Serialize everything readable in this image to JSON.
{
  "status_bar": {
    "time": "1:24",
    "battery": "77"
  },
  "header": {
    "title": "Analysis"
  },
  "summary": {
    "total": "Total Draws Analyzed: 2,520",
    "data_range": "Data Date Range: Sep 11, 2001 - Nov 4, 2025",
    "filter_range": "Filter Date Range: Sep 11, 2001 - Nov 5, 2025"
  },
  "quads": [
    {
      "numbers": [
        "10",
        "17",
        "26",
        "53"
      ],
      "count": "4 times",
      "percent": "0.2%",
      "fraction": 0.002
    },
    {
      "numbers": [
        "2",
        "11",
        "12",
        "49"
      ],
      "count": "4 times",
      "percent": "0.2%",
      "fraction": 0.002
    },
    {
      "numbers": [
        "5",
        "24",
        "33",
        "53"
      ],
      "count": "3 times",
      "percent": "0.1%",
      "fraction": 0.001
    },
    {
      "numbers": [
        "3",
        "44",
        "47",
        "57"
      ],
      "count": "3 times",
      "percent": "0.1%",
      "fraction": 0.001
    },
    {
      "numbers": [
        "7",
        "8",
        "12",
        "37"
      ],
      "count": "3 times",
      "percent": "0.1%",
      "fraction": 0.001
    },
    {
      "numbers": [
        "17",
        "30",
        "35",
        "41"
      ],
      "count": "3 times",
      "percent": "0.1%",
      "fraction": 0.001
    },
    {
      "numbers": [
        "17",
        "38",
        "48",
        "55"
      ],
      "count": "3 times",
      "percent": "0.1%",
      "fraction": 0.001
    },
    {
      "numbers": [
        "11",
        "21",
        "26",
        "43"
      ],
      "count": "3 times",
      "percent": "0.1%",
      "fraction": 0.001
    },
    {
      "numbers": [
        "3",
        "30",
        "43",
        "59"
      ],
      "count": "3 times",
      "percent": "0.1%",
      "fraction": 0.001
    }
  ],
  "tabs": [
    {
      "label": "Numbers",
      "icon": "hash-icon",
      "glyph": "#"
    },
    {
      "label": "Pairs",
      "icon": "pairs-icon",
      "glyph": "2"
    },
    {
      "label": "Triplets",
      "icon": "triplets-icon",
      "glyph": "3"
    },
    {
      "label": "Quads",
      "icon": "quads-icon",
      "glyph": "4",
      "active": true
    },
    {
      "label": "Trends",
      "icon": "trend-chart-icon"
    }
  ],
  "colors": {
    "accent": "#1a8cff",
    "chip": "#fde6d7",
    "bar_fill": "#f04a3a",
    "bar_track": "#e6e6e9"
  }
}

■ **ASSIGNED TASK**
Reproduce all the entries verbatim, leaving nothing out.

■ **RESULT FOR THIS TASK**
Serialize everything readable in this image to JSON.
{
  "status_bar": {
    "time": "1:24",
    "battery": "77"
  },
  "header": {
    "title": "Analysis"
  },
  "summary": {
    "total": "Total Draws Analyzed: 2,520",
    "data_range": "Data Date Range: Sep 11, 2001 - Nov 4, 2025",
    "filter_range": "Filter Date Range: Sep 11, 2001 - Nov 5, 2025"
  },
  "quads": [
    {
      "numbers": [
        "10",
        "17",
        "26",
        "53"
      ],
      "count": "4 times",
      "percent": "0.2%",
      "fraction": 0.002
    },
    {
      "numbers": [
        "2",
        "11",
        "12",
        "49"
      ],
      "count": "4 times",
      "percent": "0.2%",
      "fraction": 0.002
    },
    {
      "numbers": [
        "5",
        "24",
        "33",
        "53"
      ],
      "count": "3 times",
      "percent": "0.1%",
      "fraction": 0.001
    },
    {
      "numbers": [
        "3",
        "44",
        "47",
        "57"
      ],
      "count": "3 times",
      "percent": "0.1%",
      "fraction": 0.001
    },
    {
      "numbers": [
        "7",
        "8",
        "12",
        "37"
      ],
      "count": "3 times",
      "percent": "0.1%",
      "fraction": 0.001
    },
    {
      "numbers": [
        "17",
        "30",
        "35",
        "41"
      ],
      "count": "3 times",
      "percent": "0.1%",
      "fraction": 0.001
    },
    {
      "numbers": [
        "17",
        "38",
        "48",
        "55"
      ],
      "count": "3 times",
      "percent": "0.1%",
      "fraction": 0.001
    },
    {
      "numbers": [
        "11",
        "21",
        "26",
        "43"
      ],
      "count": "3 times",
      "percent": "0.1%",
      "fraction": 0.001
    },
    {
      "numbers": [
        "3",
        "30",
        "43",
        "59"
      ],
      "count": "3 times",
      "percent": "0.1%",
      "fraction": 0.001
    }
  ],
  "tabs": [
    {
      "label": "Numbers",
      "icon": "hash-icon",
      "glyph": "#"
    },
    {
      "label": "Pairs",
      "icon": "pairs-icon",
      "glyph": "2"
    },
    {
      "label": "Triplets",
      "icon": "triplets-icon",
      "glyph": "3"
    },
    {
      "label": "Quads",
      "icon": "quads-icon",
      "glyph": "4",
      "active": true
    },
    {
      "label": "Trends",
      "icon": "trend-chart-icon"
    }
  ],
  "colors": {
    "accent": "#1a8cff",
    "chip": "#fde6d7",
    "bar_fill": "#f04a3a",
    "bar_track": "#e6e6e9"
  }
}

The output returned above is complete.